Java PureFaces – Clean & Simple HTML Output

by Matt Pickell for JavaPureFaces

What does the HTML from Java PureFaces look like?  In this post I going to show exactly what mark-up is created.  I’ve cut and pasted a couple of examples from the previous Guess-A-Number demo to show some examples. I’ll start by using a single JSP page for the project:

JSF page for the demo

This is all that is needed in the simplest app JSP page. Here is the code of the createGuessComponent from the demo:

createGuessComponent Java Code

which creates this simple view:

Guess Demo Screen Shot

Guess Demo Screen Shot

and this HTML:

Table Based HTML Java PureFaces output

Or, with the simple swapping of the PurePanelGroup into the code where a PurePanelGrid is currently used, you can get the more updated, non-table based layout (much more CSS-friendly) in the body of the page:

Cleaner HTML output

There is still a table in there. That is configured to allow for an error message next to the input box through JSF messaging. Want to get rid that all tables? That, too, can be easily changed by chaining another option off of the PureInput Component, leaving even smaller, cleaner HTML:

Cleanest HTML output

Although now there is no message for the required input field if the user leaves it blank. This example is shows that when comparing this to the java code that created it, you can now see it is almost line for line (there is no error message, so it is not rendered).

You can use table-based layouts, or work with more current semantic layouts. Either way, it is very easy to create a view.

It is also very easy to manipulate the attributes of the HTML elements, like the style classes in the HTML shown here (class=””). The framework model can support any element attribute, such as DOM “Level 0” Events (onclick, onkeypress, etc.) and inline styles (style=””), to name a few of the more used attributes, by just chaining them onto the component you are adding.

Demo Java PureFaces

by Matt Pickell for JavaPureFaces

Demo it for yourself!

Let’s take a quick walk through Java PureFaces by implementing the JSF guessing number game.
Built in the  Java PureFaces framework, it takes only two classes:

  • GuessNumber — will know how to create a random number to guess and will check it the user number matches the guessing number.
  • GuessNumberView — is responsible to create the GUI and response to the button clicks.

Notice that the code to create the simple GUI, as well as the code that handles the button clicks, is cleanly packaged together.  Very simple!  Compare this to the JSF Version.

Download the demo now! (RAR), (ZIP), (TGZ)

Also, check out the demo applications on the Solutions page.  Both of these major applications were created using  Java PureFaces!

Introducing Java PureFaces!

by Matt Pickell for JavaPureFaces

Introduction to Java PureFaces!

Developing the Web Tier is a big part of designing and developing a web application. Many frameworks exist that attempt to improve this part of the development. These frameworks simplify the process, providing ready tools and improving code reuse.

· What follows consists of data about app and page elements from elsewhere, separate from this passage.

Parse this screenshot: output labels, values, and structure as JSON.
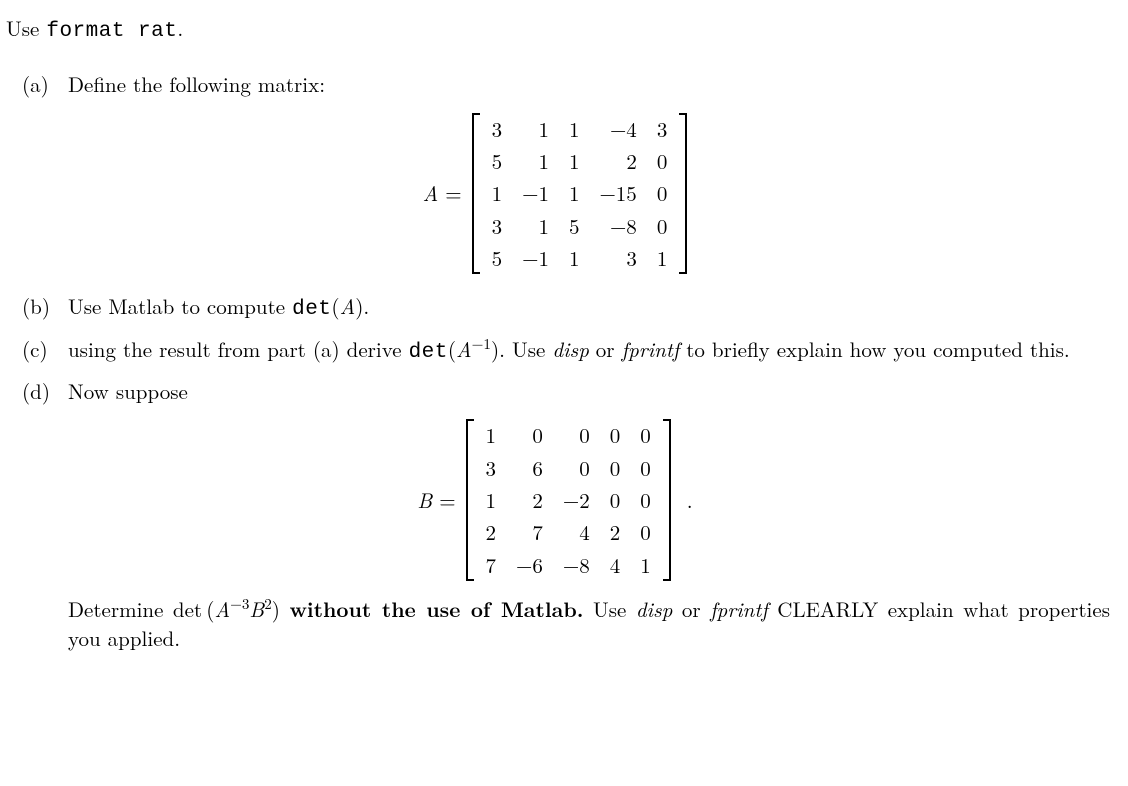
{
  "intro": {
    "pre": "Use ",
    "cmd": "format rat",
    "post": "."
  },
  "parts": {
    "a": {
      "label": "(a)",
      "text": "Define the following matrix:"
    },
    "b": {
      "label": "(b)",
      "t1": "Use Matlab to compute ",
      "code": "det",
      "t2": "(",
      "var": "A",
      "t3": ")."
    },
    "c": {
      "label": "(c)",
      "t1": "using the result from part (a) derive ",
      "code": "det",
      "t2": "(",
      "var": "A",
      "sup": "−1",
      "t3": ").  Use ",
      "disp": "disp",
      "t4": " or ",
      "fprintf": "fprintf",
      "t5": " to briefly explain how you computed this."
    },
    "d": {
      "label": "(d)",
      "text": "Now suppose"
    },
    "d2": {
      "t1": "Determine det (",
      "var": "A",
      "supA": "−3",
      "varB": "B",
      "supB": "2",
      "t2": ") ",
      "bold": "without the use of Matlab.",
      "t3": " Use ",
      "disp": "disp",
      "t4": " or ",
      "fprintf": "fprintf",
      "t5": " CLEARLY explain what properties you applied."
    }
  },
  "matrixA": {
    "lhs_var": "A",
    "eq": " = ",
    "rows": [
      [
        "3",
        "1",
        "1",
        "−4",
        "3"
      ],
      [
        "5",
        "1",
        "1",
        "2",
        "0"
      ],
      [
        "1",
        "−1",
        "1",
        "−15",
        "0"
      ],
      [
        "3",
        "1",
        "5",
        "−8",
        "0"
      ],
      [
        "5",
        "−1",
        "1",
        "3",
        "1"
      ]
    ]
  },
  "matrixB": {
    "lhs_var": "B",
    "eq": " = ",
    "rows": [
      [
        "1",
        "0",
        "0",
        "0",
        "0"
      ],
      [
        "3",
        "6",
        "0",
        "0",
        "0"
      ],
      [
        "1",
        "2",
        "−2",
        "0",
        "0"
      ],
      [
        "2",
        "7",
        "4",
        "2",
        "0"
      ],
      [
        "7",
        "−6",
        "−8",
        "4",
        "1"
      ]
    ],
    "period": "."
  }
}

Most frameworks are developed around a web designer/java developer job split, providing a simple API to the web designers, and an XML/HTML file and a java API for the developers. Examples are Struts and JSF.

Other frameworks are aimed only at java developers and provide a Swing-like API, allowing the developers to develop a web application with only the java language. The developer code can be very object oriented and does not need to be concerned about interacting with HTTP/ JSP/Tags etc. An example of this type of framework is GWT.

Building off of both of these, B6 Systems has created a new framework for Java developers! We call it Java PureFaces. Java PureFaces is built on the very popular JSF framework, but allows the web tier to be designed completely in Java — no massive library of JSP/JSF pages or configuration files necessary.

New framework

Java PureFaces provides a pure Java framework for building the web tier. Java developers can use good object oriented solutions, increase code reuse, speed up development, and simplify code maintenance without worrying about many of the web/http concepts like HTTP, JSP, XML, Tags, HTTP sessions, etc. The API is very simple and easy to learn and use.

Like JSF, Java PureFaces binds object attributes into the GUI, and binds commands and link buttons to object methods. Also, JSF components are used to render the HTML. Unlike JSF, Pure Java Faces attributes and commands can be bound to any POJO object, not only to a backing bean. An advantage of this method is that the bindings themselves can be tested with JUnit.

Because the framework uses JSF, it is very extensible. In order to create a new component, just extend the UIComponent JSF class. Also, only a single HTML page and backing bean are necessary as the container for the web application (this simplicity does mean that, like some other frameworks, you cannot refresh the page or use the browser back button).

Check back, I’m going to be adding more information soon!